Fortunately, the flow of capital as social force into the 'human' does not close off history by the eradication of 'humanity'. As the 'human' progressively morphs into a form of capital, human capital, the contradictions of capital are also incorporated within 'humans'. Thus, although we are, and continue to become, capital on a progressive scale, our awareness of ourselves as capital increases. Furthermore, we are driven to attempt to solve the contradictions incorporated within ourselves as forms of capital. We are driven to address contradictions of everyday life thrown up by capitalist social forms materialised in concrete institutions and organisations. This makes the social universe of capital an unsafe place - for capital itself.


The struggle for social justice in capitalist society is an aspect of trying to make sense of our predicament.

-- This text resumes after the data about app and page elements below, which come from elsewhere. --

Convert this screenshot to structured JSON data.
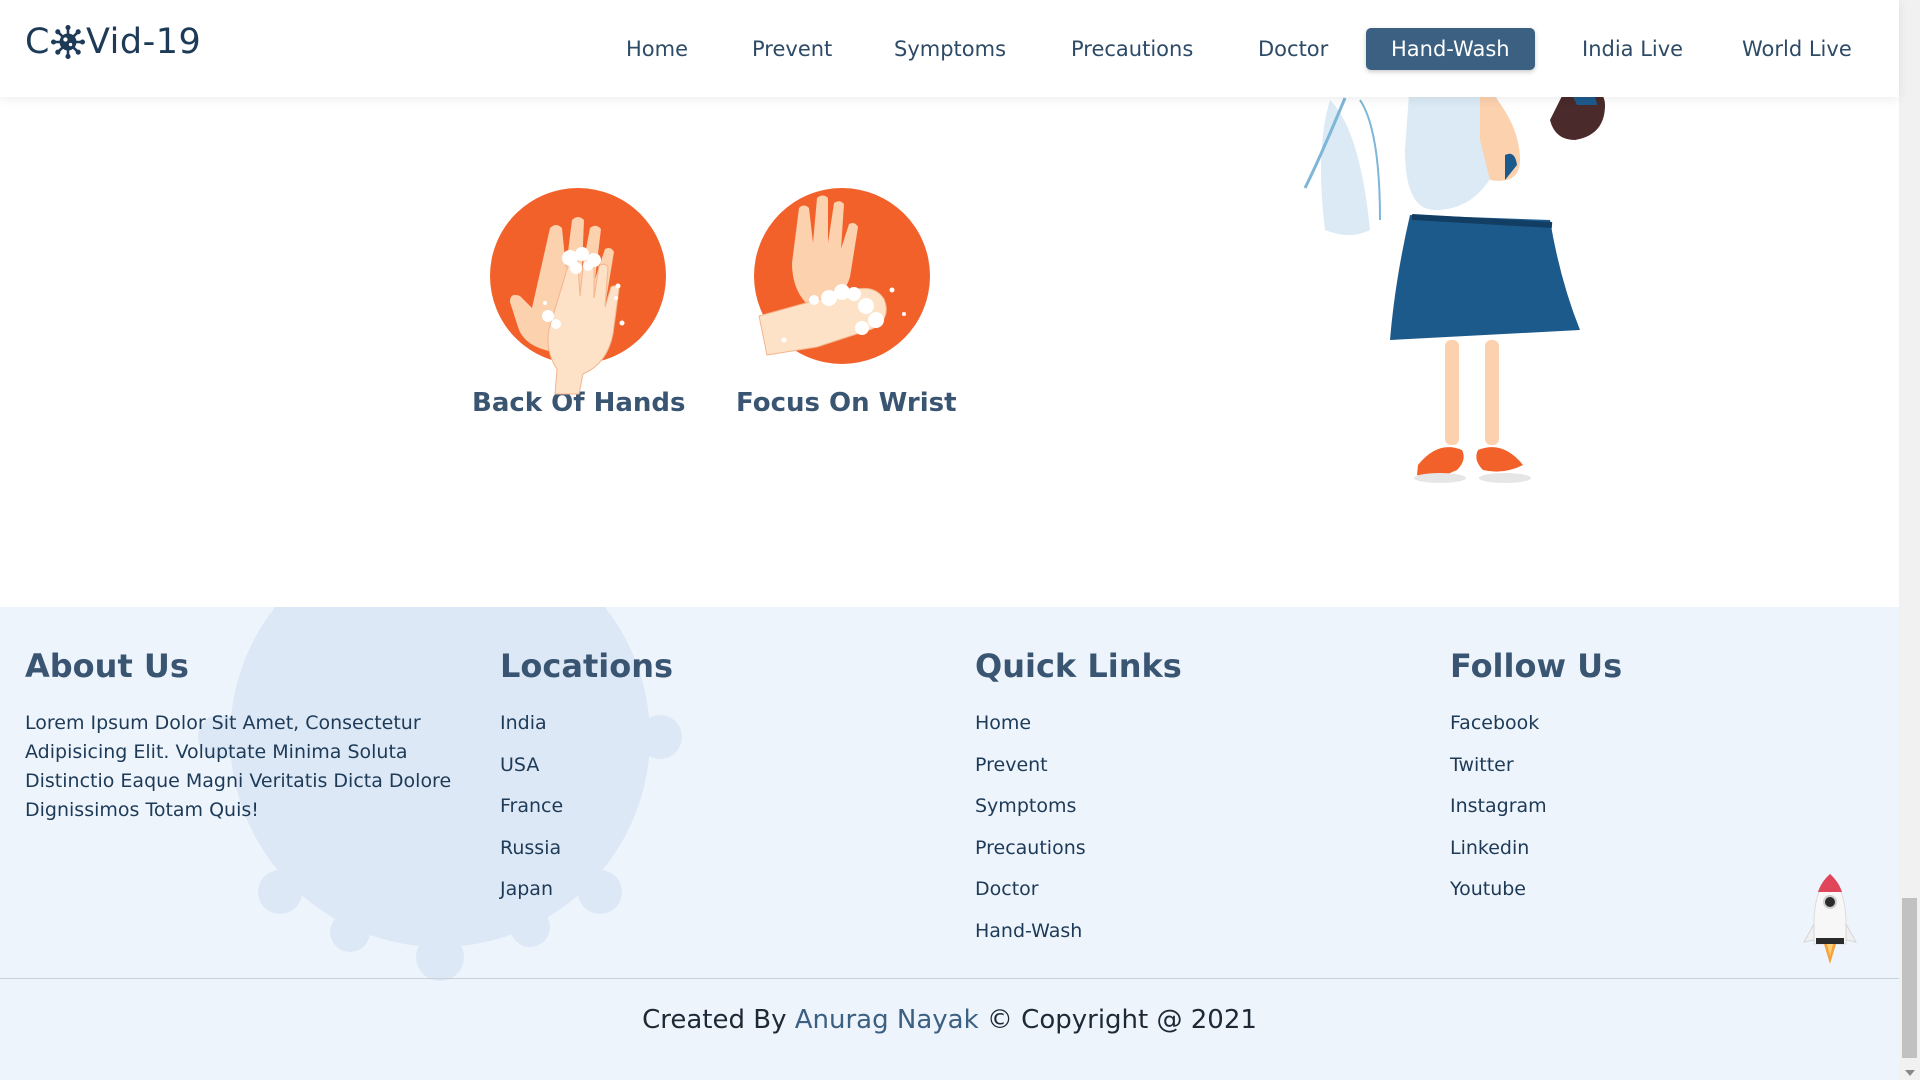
{
  "logo": {
    "text_before": "C",
    "text_after": "Vid-19",
    "icon": "virus-icon"
  },
  "nav": {
    "items": [
      {
        "label": "Home",
        "active": false
      },
      {
        "label": "Prevent",
        "active": false
      },
      {
        "label": "Symptoms",
        "active": false
      },
      {
        "label": "Precautions",
        "active": false
      },
      {
        "label": "Doctor",
        "active": false
      },
      {
        "label": "Hand-Wash",
        "active": true
      },
      {
        "label": "India Live",
        "active": false
      },
      {
        "label": "World Live",
        "active": false
      }
    ]
  },
  "steps": [
    {
      "label": "Back Of Hands",
      "icon": "hands-soap-icon"
    },
    {
      "label": "Focus On Wrist",
      "icon": "wrist-wash-icon"
    }
  ],
  "footer": {
    "about": {
      "heading": "About Us",
      "text": "Lorem Ipsum Dolor Sit Amet, Consectetur Adipisicing Elit. Voluptate Minima Soluta Distinctio Eaque Magni Veritatis Dicta Dolore Dignissimos Totam Quis!"
    },
    "locations": {
      "heading": "Locations",
      "items": [
        "India",
        "USA",
        "France",
        "Russia",
        "Japan"
      ]
    },
    "quick_links": {
      "heading": "Quick Links",
      "items": [
        "Home",
        "Prevent",
        "Symptoms",
        "Precautions",
        "Doctor",
        "Hand-Wash"
      ]
    },
    "follow": {
      "heading": "Follow Us",
      "items": [
        "Facebook",
        "Twitter",
        "Instagram",
        "Linkedin",
        "Youtube"
      ]
    },
    "credit": {
      "prefix": "Created By",
      "author": "Anurag Nayak",
      "suffix": "© Copyright @ 2021"
    }
  },
  "colors": {
    "accent": "#3b6082",
    "orange": "#f2612a",
    "footer_bg": "#eef4fc",
    "text": "#1d3a57"
  }
}
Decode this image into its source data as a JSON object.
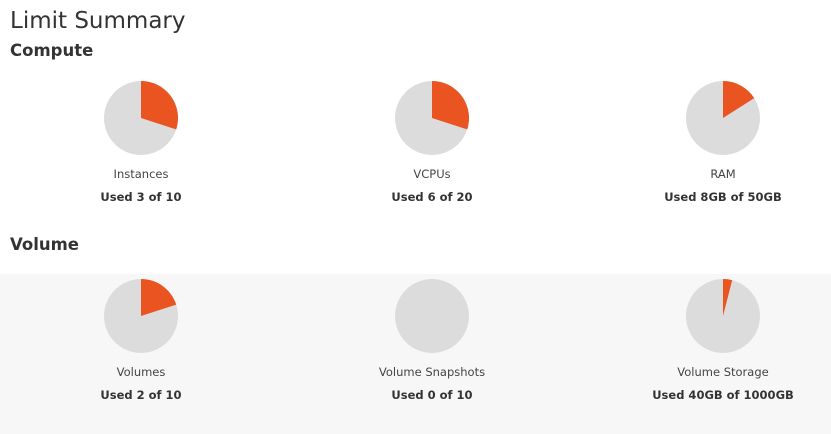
{
  "page_title": "Limit Summary",
  "colors": {
    "used": "#e95420",
    "free": "#dcdcdc"
  },
  "sections": [
    {
      "title": "Compute",
      "items": [
        {
          "label": "Instances",
          "used_text": "Used 3 of 10",
          "used": 3,
          "total": 10
        },
        {
          "label": "VCPUs",
          "used_text": "Used 6 of 20",
          "used": 6,
          "total": 20
        },
        {
          "label": "RAM",
          "used_text": "Used 8GB of 50GB",
          "used": 8,
          "total": 50
        }
      ]
    },
    {
      "title": "Volume",
      "items": [
        {
          "label": "Volumes",
          "used_text": "Used 2 of 10",
          "used": 2,
          "total": 10
        },
        {
          "label": "Volume Snapshots",
          "used_text": "Used 0 of 10",
          "used": 0,
          "total": 10
        },
        {
          "label": "Volume Storage",
          "used_text": "Used 40GB of 1000GB",
          "used": 40,
          "total": 1000
        }
      ]
    }
  ]
}
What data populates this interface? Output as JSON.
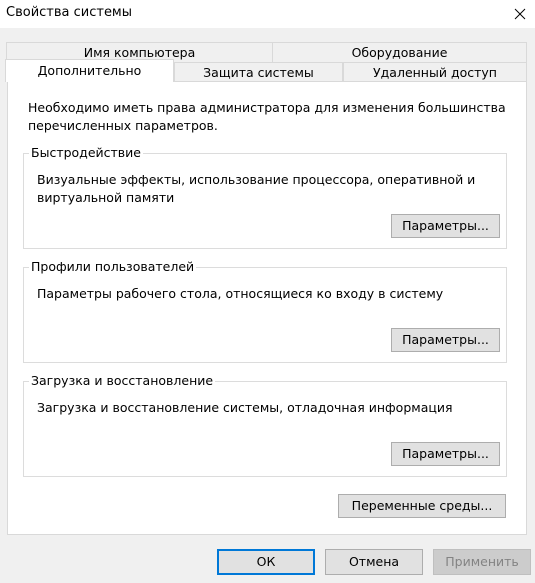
{
  "window": {
    "title": "Свойства системы"
  },
  "icons": {
    "close": "close-icon"
  },
  "tabs": {
    "row_back": [
      {
        "label": "Имя компьютера"
      },
      {
        "label": "Оборудование"
      }
    ],
    "row_front": [
      {
        "label": "Дополнительно",
        "active": true
      },
      {
        "label": "Защита системы"
      },
      {
        "label": "Удаленный доступ"
      }
    ]
  },
  "panel": {
    "intro": "Необходимо иметь права администратора для изменения большинства перечисленных параметров.",
    "performance": {
      "legend": "Быстродействие",
      "text": "Визуальные эффекты, использование процессора, оперативной и виртуальной памяти",
      "button": "Параметры..."
    },
    "profiles": {
      "legend": "Профили пользователей",
      "text": "Параметры рабочего стола, относящиеся ко входу в систему",
      "button": "Параметры..."
    },
    "startup": {
      "legend": "Загрузка и восстановление",
      "text": "Загрузка и восстановление системы, отладочная информация",
      "button": "Параметры..."
    },
    "env_button": "Переменные среды..."
  },
  "footer": {
    "ok": "ОК",
    "cancel": "Отмена",
    "apply": "Применить"
  },
  "colors": {
    "focus_border": "#0078d7",
    "panel_bg": "#ffffff",
    "window_bg": "#f0f0f0"
  }
}
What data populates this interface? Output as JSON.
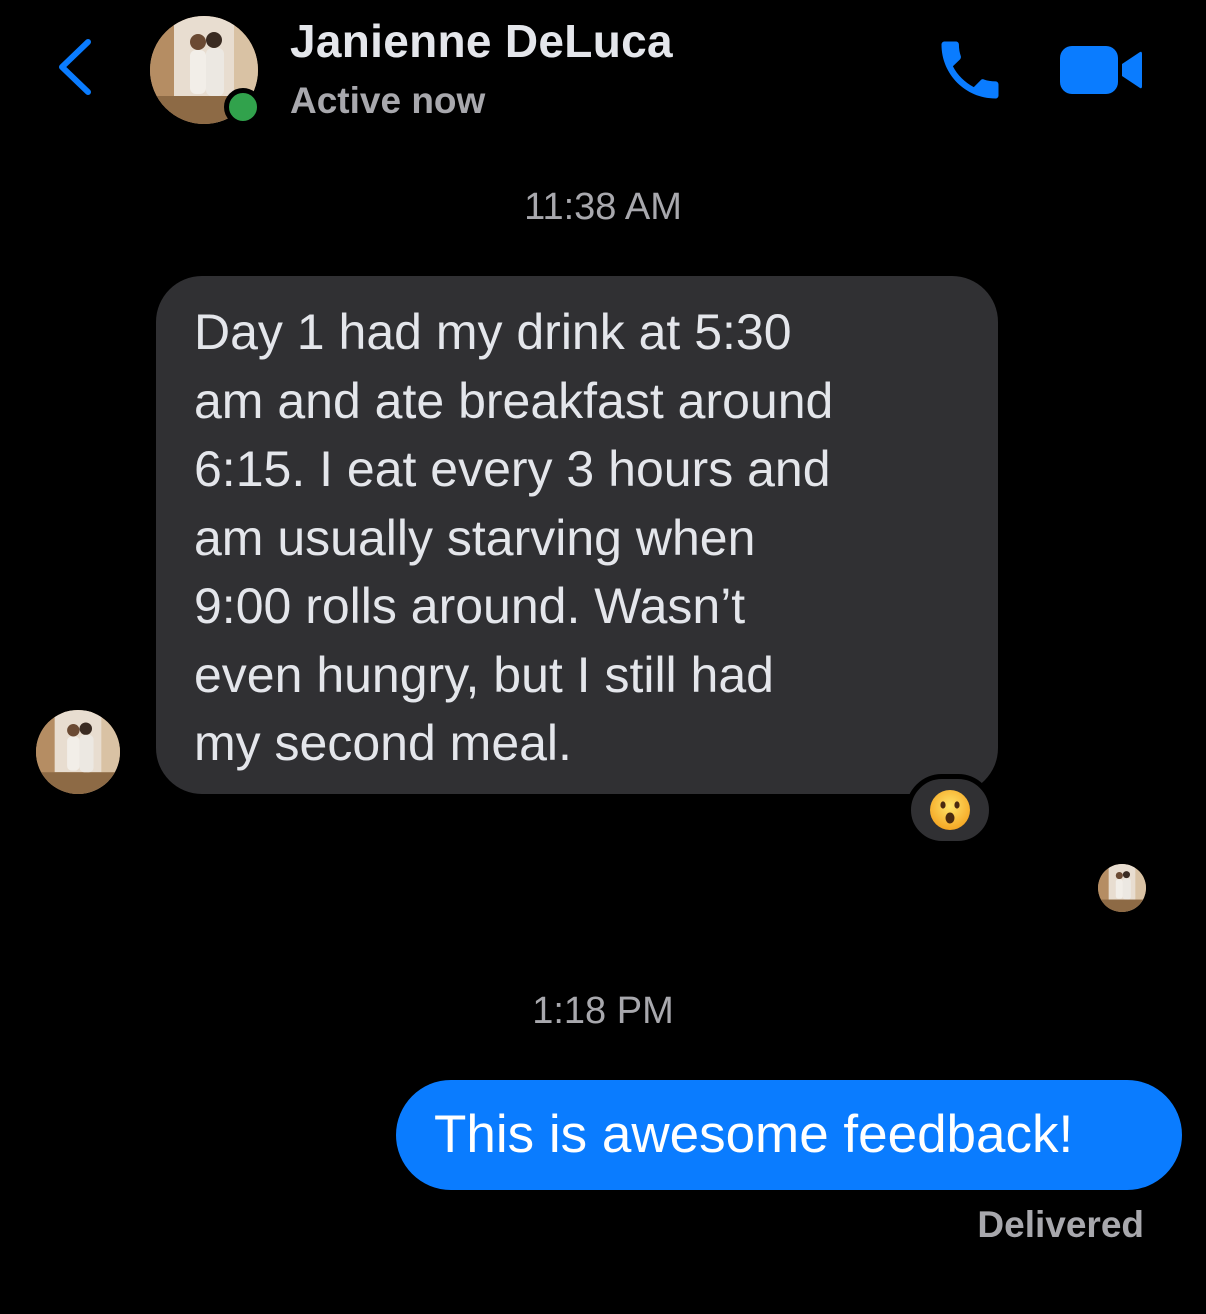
{
  "header": {
    "contact_name": "Janienne DeLuca",
    "status": "Active now",
    "presence_color": "#31a24c",
    "accent_color": "#0a7cff",
    "icons": [
      "back-chevron-icon",
      "phone-icon",
      "video-camera-icon"
    ]
  },
  "conversation": {
    "messages": [
      {
        "timestamp": "11:38 AM",
        "direction": "incoming",
        "lines": [
          "Day 1 had my drink at 5:30",
          "am and ate breakfast around",
          "6:15. I eat every 3 hours and",
          "am usually starving when",
          "9:00 rolls around. Wasn’t",
          "even hungry, but I still had",
          "my second meal."
        ],
        "reaction": "😮",
        "reaction_icon": "surprised-face-icon",
        "bubble_color": "#303033"
      },
      {
        "timestamp": "1:18 PM",
        "direction": "outgoing",
        "text": "This is awesome feedback!",
        "bubble_color": "#0a7cff",
        "receipt": "Delivered"
      }
    ]
  }
}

In attempts to transform social justice from something virtual into a real possibility, in trying to ground principles of social life on a rational basis in a mad world, we start to put the social universe of capital at risk. Its fragility is exposed. Our hopes for social justice depend upon us uncovering the weaknesses of capital within its (the only apparent) social universe (Holloway, 1995). On the basis of these insights, collective mobilisation against capital at precisely those weak spots maximises the likelihood of success for dissolving the social universe of capital.



The concept of 'the social universe of capital' is explained in and expanded on in Neary and Rikowski (2000), available on request.

The social production of labour-power in capitalism is uncovered and outlined by Rikowski (1990, 1999b).

These examples are outlined in Rikowski (2000), which is available on request.



Gunn, R. (1992) Against Historical Materialism: Marxism as First-Order Discourse, in: W. Bonefeld, R. Gunn & K. Psychopedis (eds) Open Marxism: Volume 2 - Theory and Practice (London: Pluto Press).

Gunn, R. (1994) Marxism and Contradiction, Common Sense, No.15, pp.53-58.

Holloway, J. (1995) From Scream of Refusal to Scream of Power: The Centrality if Work, in: W. Bonefeld, R. Gunn, J. Holloway & C. Psychopedis (eds) Emancipating Marx: Open Marxism - Volume 3 (London: Pluto Press).

Kay, G. & Mott, J. (1982) Political Order and the Law of Labour (London & Basingstoke: Macmillan).

Marx, K. & Engels, F. (1846) [1976] The German Ideology (Moscow: Progress Publishers).

Neary, M. & Rikowski, G. (2000) The Speed of Life: the significance of Karl Marx's concept of socially necessary labour-time. Paper prepared for the British Sociological Association Annual Conference 2000, Making Time - Marking Time, University of York, April.

Rikowski, G. (1990) The Recruitment Process and Labour Power. Unpublished Paper, Division of Humanities & Modern Languages, Epping Forest College, Loughton, Essex.

Rikowski, G. (1999a) Nietzsche, Marx and Mastery: the Learning Unto Death, in: P. Ainley & H. Rainbird (eds) Apprenticeship: Towards a New Paradigm of Learning (London: Kogan Page).

Rikowski, G. (1999b) Education, Capital and the Transhuman, in: D. Hill, P. McLaren, M. Cole & G. Rikowski (eds) Postmodernism in Educational Theory: Education and the Politics of Human Resistance (London: the Tufnell Press).

Rikowski, G. (2000) Why employers can't ever get what they want. In fact, they can't even get what they need. Paper presented at the School of PCET Seminar, University of Greenwich, Queen Anne's Palace, 30 Park Row, Greenwich, 27th March.


Glenn Rikowski

Faculty of Education, University of Central England

10th April 2000 and

This document was added to the Education-line database on 28 November 2000